Pausing from the focus of the here and the now for the Eagles, I dare peer into the future. There is so much unknown about what is ahead for this franchise, of course, and to speculate is something that is difficult to do in this position.
We'll have a lot of opportunity to discuss the particulars of the franchise at the proper time, I promise. In the meantime, let's talk football and, specifically, what I see as the very top need for the football team.
The offensive line. And anyone who takes the line, pun intended, that good health is all that is needed for the Eagles up front, is badly mistaken.

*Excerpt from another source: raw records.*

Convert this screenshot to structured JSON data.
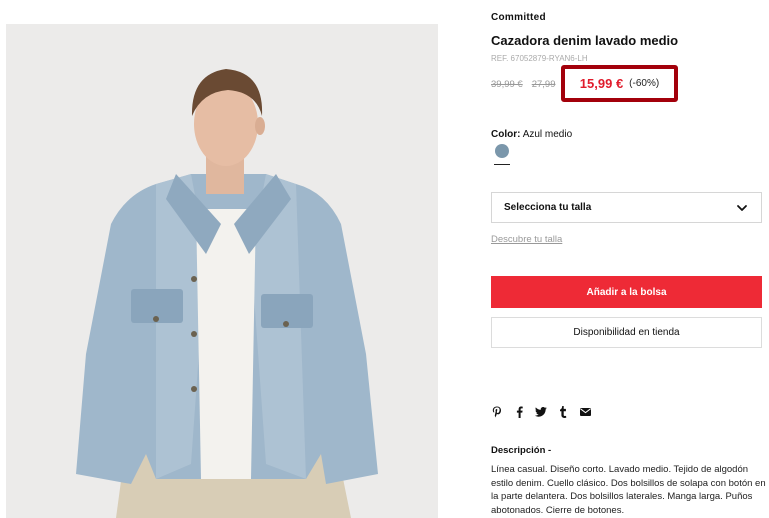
{
  "product": {
    "brand": "Committed",
    "title": "Cazadora denim lavado medio",
    "ref": "REF. 67052879-RYAN6-LH",
    "old_price_1": "39,99 €",
    "old_price_2": "27,99",
    "price": "15,99 €",
    "discount": "(-60%)"
  },
  "color": {
    "label": "Color:",
    "value": "Azul medio",
    "swatch_hex": "#7b97ab"
  },
  "size": {
    "select_label": "Selecciona tu talla",
    "find_link": "Descubre tu talla"
  },
  "actions": {
    "add_to_bag": "Añadir a la bolsa",
    "store_availability": "Disponibilidad en tienda"
  },
  "share_icons": [
    "pinterest-icon",
    "facebook-icon",
    "twitter-icon",
    "tumblr-icon",
    "email-icon"
  ],
  "description": {
    "title": "Descripción -",
    "text": "Línea casual. Diseño corto. Lavado medio. Tejido de algodón estilo denim. Cuello clásico. Dos bolsillos de solapa con botón en la parte delantera. Dos bolsillos laterales. Manga larga. Puños abotonados. Cierre de botones."
  },
  "colors": {
    "accent_red": "#ee2a36",
    "price_red": "#e01c2c",
    "highlight_border": "#a3000b"
  }
}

Without a good one, as we have seen for the last several seasons, the offense is only going to be so effective. A group of five players that had so much stability during the best offensive days of the early 2000s has been the picture of change since 2008. Aging bookend tackles Jon Runyan and Tra Thomas were done in Philadelphia after that season, and the offensive line has been an area the coaches have had to mix and match players since.
The injuries to Peters, Kelce and Herremans dealt a blow that even a great coach like Howard Mudd could not overcome this year. Losing those three starters to injury, plus the ineffectiveness of second-year guard Danny Watkins, forced four new starters onto the field.
And while there have been moments where it's all clicked -- the running game was tremendous in New Orleans and Dallas and at Lincoln Financial Field against Carolina, and the late-game drives at Tampa Bay delivered a much-needed victory -- the line has struggled just to be decent.
Jake Scott was signed off the streets and in the lineup a few practices later. Dallas Reynolds became a starter after three seasons on the practice squad. Rookie Dennis Kelly has been a tackle, then a guard and is now back at tackle. King Dunlap has been in and out of the starting lineup, and ultimately he beat out the disappointing Demetrius Bell at left tackle.
The mismatch of personnel has provided a mismatch of performances. And that brings us to eyeing 2013 and assigning a "need" list.
Peters, Kelce and Herremans are expected to be 100 percent healthy for 2013 and that's encouraging. There is no question that the prospects for the offensive line are much improved with those three on the field.
But why would the Eagles assume that all three are going to return to their pre-injury form when history has told us repeatedly that players who come back from serious injury are not the same the following season? Beyond that, what system will the Eagles play on offense in 2013? What technique will the offensive line be asked to play? How does Kelce, who excelled as a 300-pound, athletic center under Mudd fare with a new line coach who may be looking for something else at the position?
Even if all three players are just as good next season as they have been in the past, is that enough for the offensive line? Where does Watkins fit in, if at all? Is Herremans, who had his ups and downs at right tackle this season prior to the injury, more suited to play on the edge or inside?
The notion that the Eagles just need to get their players healthy to again have a "dominating" offensive line is to overlook the fact, not the opinion, that the Eagles have not been dominant along the offensive line for years and years. Mudd ripped the line apart last year and only late in the 2011 season did the line perform at an above-average level. While much improved, the line was hardly dominating last year.
This season, the Eagles struggled from the very start. Bell never came close to replacing Peters, who suffered his torn Achilles tendon in the spring. The Eagles hoped it would be relatively seamless for Bell to become the starting left tackle, but he didn't adjust to Mudd's technique and contributed very little this year. That set off a chain reaction of struggles, compounded by in-season injuries to Kelce and Herremans.
If you want the offense to be balanced and efficient and truly effective in the red zone, then you have to understand how much the Eagles need up front. They can't stop at "being OK there" when they look at the depth chart in the offseason. They can't take anything for granted, especially when it comes to counting on players returning from serious injury to return immediately to high-level performance. It's just too risky.
The Eagles are going to have a chance to add quality linemen in free agency, perhaps, and unquestionably through the draft. While there are other needs -- we all understand that the defense needs several pieces as well and some on the offensive side of the ball beyond the line of scrimmage -- the Eagles would be well served to have an eye on dominance from tackle to tackle offensively.
Being "OK" is one thing, but it's not enough. If the plan to go with a young quarterback, and it's fair to say that Nick Foles would seem to be the leading candidate at this point, then the Eagles need to strive for greatness around him. That means quality skill-position players, which the Eagles have (and I'm not ruling out adding a tight end or a wide receiver, or both), and it means having as good an offensive line as the team can possibly construct.
Whether you want to admit it or not, the Eagles have been pushed around at the line of scrimmage too much in recent seasons. It's time to build the line back up to a position of strength, of dominance, no matter how many resources the Eagles have to use to reach that level.